Harris County Public Heath recently warned people living near the San Jacinto River Waste Pit Superfund site to avoid drinking tap water after dioxin, a known carcinogen, was detected in groundwater wells near the Channelview site. Along the way, the county became the first government agency to actually test the area groundwater wells for dioxins.
The moment was a small victory for Jackie Young, the head of San Jacinto River Coalition, and a former resident of Highlands, the town where most of the contaminated wells are located.
The San Jacinto River Waste Pits have been nestled on the edge of the San Jacinto River for decades, a forgotten remnant of the toxic sludge pumped out of a Pasadena paper mill that was packed into barges, shipped downriver and stored in pits dug on the lip of the river throughout the 1960s.

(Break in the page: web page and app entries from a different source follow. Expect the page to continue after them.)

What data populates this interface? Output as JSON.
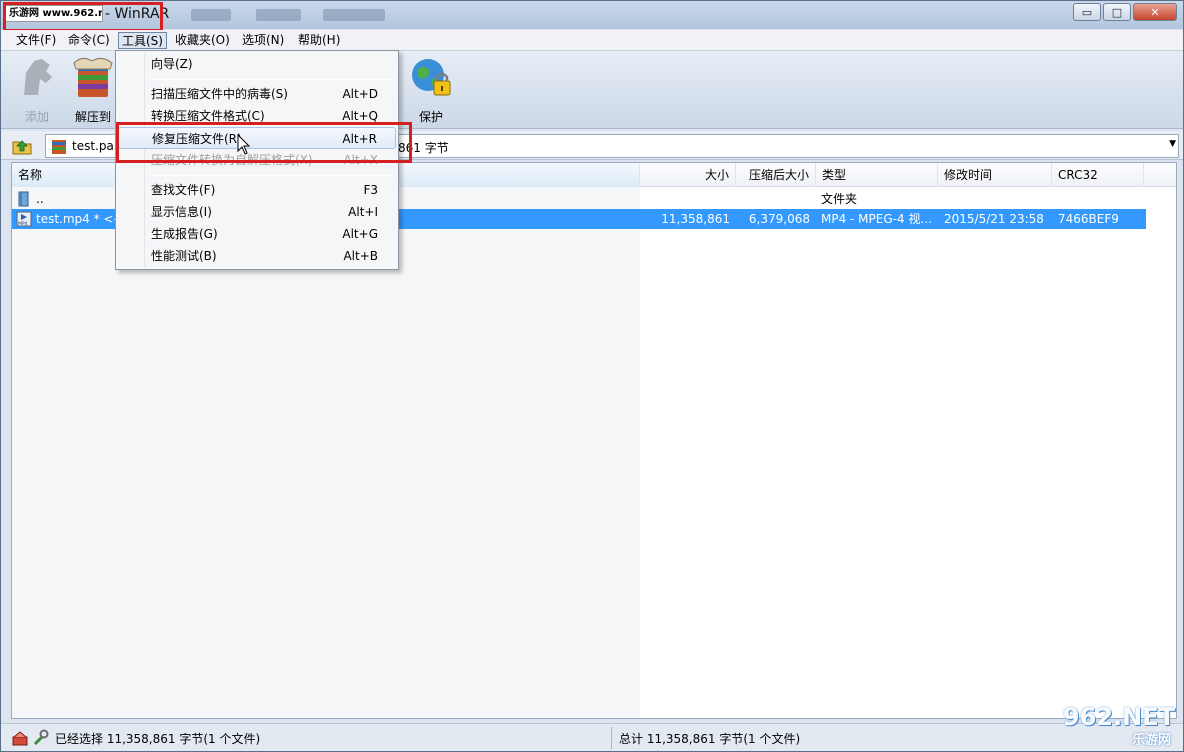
{
  "window": {
    "badge_text": "乐游网 www.962.net",
    "app_title": "- WinRAR",
    "minimize": "▭",
    "maximize": "□",
    "close": "✕"
  },
  "menubar": {
    "items": [
      "文件(F)",
      "命令(C)",
      "工具(S)",
      "收藏夹(O)",
      "选项(N)",
      "帮助(H)"
    ],
    "open_item": "工具(S)"
  },
  "toolbar": {
    "add_label": "添加",
    "extract_label": "解压到",
    "protect_label": "保护"
  },
  "address": {
    "text": "test.par",
    "tail": "861 字节"
  },
  "columns": {
    "name": "名称",
    "size": "大小",
    "packed": "压缩后大小",
    "type": "类型",
    "modified": "修改时间",
    "crc": "CRC32"
  },
  "rows": [
    {
      "name": "..",
      "size": "",
      "packed": "",
      "type": "文件夹",
      "modified": "",
      "crc": "",
      "icon": "folder-icon"
    },
    {
      "name": "test.mp4 * <--",
      "size": "11,358,861",
      "packed": "6,379,068",
      "type": "MP4 - MPEG-4 视...",
      "modified": "2015/5/21 23:58",
      "crc": "7466BEF9",
      "icon": "mp4-file-icon"
    }
  ],
  "tools_menu": {
    "wizard": {
      "label": "向导(Z)",
      "shortcut": ""
    },
    "scan": {
      "label": "扫描压缩文件中的病毒(S)",
      "shortcut": "Alt+D"
    },
    "convert": {
      "label": "转换压缩文件格式(C)",
      "shortcut": "Alt+Q"
    },
    "repair": {
      "label": "修复压缩文件(R)",
      "shortcut": "Alt+R"
    },
    "sfx": {
      "label": "压缩文件转换为自解压格式(X)",
      "shortcut": "Alt+X"
    },
    "find": {
      "label": "查找文件(F)",
      "shortcut": "F3"
    },
    "info": {
      "label": "显示信息(I)",
      "shortcut": "Alt+I"
    },
    "report": {
      "label": "生成报告(G)",
      "shortcut": "Alt+G"
    },
    "benchmark": {
      "label": "性能测试(B)",
      "shortcut": "Alt+B"
    }
  },
  "status": {
    "left": "已经选择 11,358,861 字节(1 个文件)",
    "right": "总计 11,358,861 字节(1 个文件)"
  },
  "watermark": {
    "big": "962.NET",
    "small": "乐游网"
  },
  "colors": {
    "highlight_red": "#d42020",
    "selection_blue": "#3399ff"
  }
}
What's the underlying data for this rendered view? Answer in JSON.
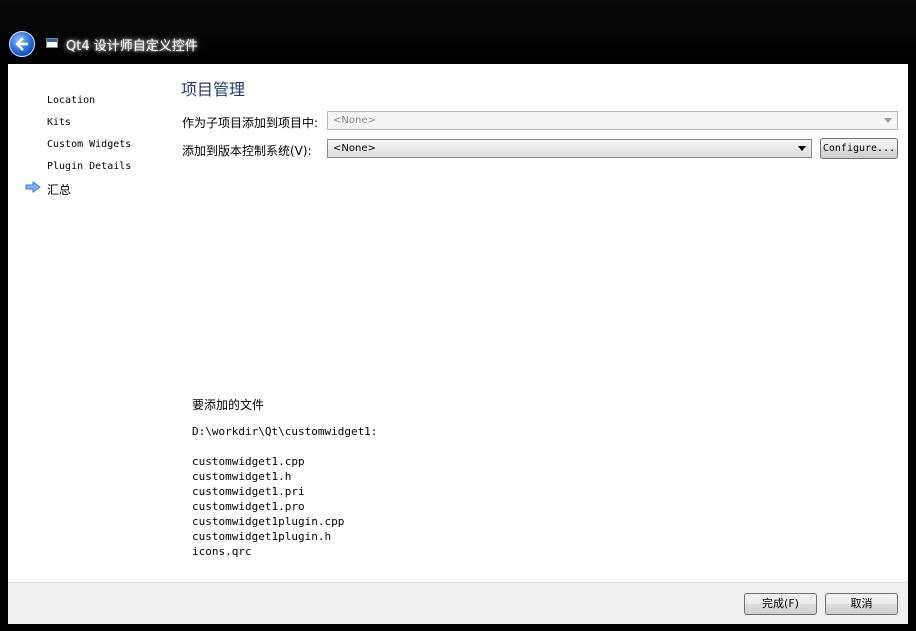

In 2005 state officials discovered – or maybe just finally noticed – the pits. Then the federal Environmental Protection Agency followed up and determined that tons of hazardous waste, including dioxin, a highly potent known carcinogen that has also been tied to various health issues and birth defects, had been slowly leaking out of the pits for years. The EPA put caps on the toxic mess and proclaimed the 14-acre area a Superfund site in 2008. EPA officials say there's no safe level of exposure to these chemicals, which include a large amount of dioxins.